Most abbreviations are easy to figure out. It’s much more common to say “Mr.” instead of “Mister,” and writing “4 km” is a lot easier than “4 kilometers.” For some abbreviations, however, finding the right way to shorten them isn’t so easy. In fact, there could even be an incorrect way to abbreviate! That’s exactly the case with “continued.” So what’s the abbreviated form of “continued?”
Most style guides recommend using “cont.” as an abbreviation for “continued.” You might have also seen continued shortened to “cont’d,” but this isn’t an abbreviation – it’s a contraction.

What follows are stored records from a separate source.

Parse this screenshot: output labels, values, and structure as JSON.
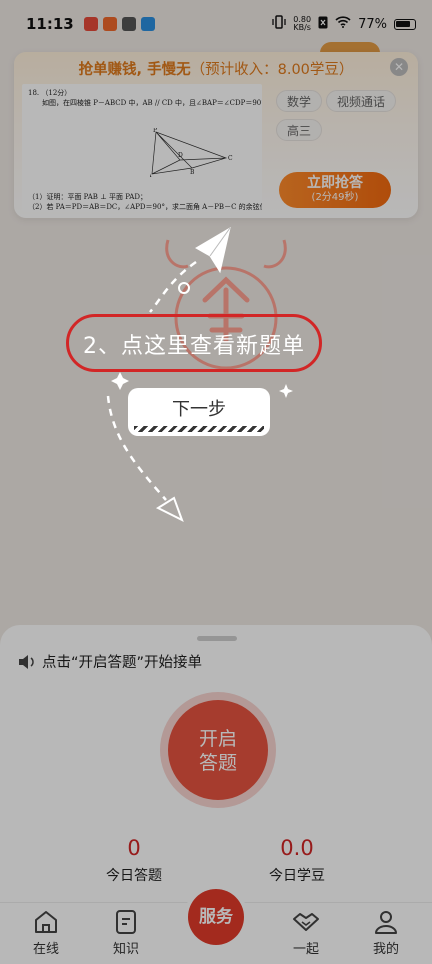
{
  "status_bar": {
    "time": "11:13",
    "net_speed_value": "0.80",
    "net_speed_unit": "KB/s",
    "battery": "77%"
  },
  "card": {
    "title": "抢单赚钱, 手慢无",
    "income": "（预计收入：8.00学豆）",
    "close": "✕",
    "question": {
      "number": "18.",
      "score": "（12分）",
      "stem": "如图，在四棱锥 P－ABCD 中，AB // CD 中，且∠BAP＝∠CDP＝90°.",
      "part1": "（1）证明：平面 PAB ⊥ 平面 PAD；",
      "part2": "（2）若 PA＝PD＝AB＝DC，∠APD＝90°，求二面角 A－PB－C 的余弦值.",
      "labels": [
        "P",
        "D",
        "C",
        "A",
        "B"
      ]
    },
    "tags": [
      "数学",
      "视频通话",
      "高三"
    ],
    "grab_button": "立即抢答",
    "countdown": "(2分49秒)"
  },
  "guide": {
    "hint": "2、点这里查看新题单",
    "next_button": "下一步"
  },
  "panel": {
    "notice": "点击“开启答题”开始接单",
    "start_line1": "开启",
    "start_line2": "答题",
    "stats": [
      {
        "value": "0",
        "label": "今日答题"
      },
      {
        "value": "0.0",
        "label": "今日学豆"
      }
    ]
  },
  "tabs": {
    "online": "在线",
    "knowledge": "知识",
    "service": "服务",
    "together": "一起",
    "mine": "我的"
  },
  "colors": {
    "accent_orange": "#f36a0f",
    "accent_red": "#e23b2a",
    "hint_border": "#d22626"
  }
}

Unless you are severely limited on space, your best option will always be to write continued out in its full form.
Difference Between Cont. and Cont’d
As mentioned above, the best way to write continued is to simply use the full form. If you must shorten it, use “cont.” (Note: Without the period at the end, “cont.” will not be correct.) This is the safest way to ensure that your audience understands that you are abbreviating continued, and it’s generally acceptable in professional and casual settings. Of course, if you are using “cont.” in a professional setting, always make sure to check the preferred style guide and follow their recommendation.
You might not find “cont’d” in a style guide, but technically, it’s not incorrect. It’s a contraction that follows the same rules that bring us “can’t” from “cannot.” Instead of using the full form, you’re adding an apostrophe to note where the letters have been omitted. While “cont’d” is not continued abbreviated, it is certainly a grammatically correct contraction and can still be used.
If you’re choosing to go the contraction route, make sure that you are doing it properly. Don’t be tempted to change “cont’d” to “con’t.” The apostrophe isn’t in the correct place and over half the letters are missing from the original word. This makes “con’t” a grammatically incorrect contraction.
Using “Continued on next page”
This little line can be useful where a table or chart spills over into the next page. If you are writing a report or preparing a white paper, you may want to add a “continued on next page.” This helps ensure your audience doesn’t get lost. Similarly, journalists utilize “continued on next page” when a story starts and stops on different pages. These are excellent opportunities to use “continued on next page” in smaller, italicized font to make it clear to your reader that a table, chart, or story appears on multiple pages.
Generally speaking, you won’t need to worry about using “continued on next page.” That’s exactly what page numbers are used for, and everyone is familiar with content continuing from one page to the next.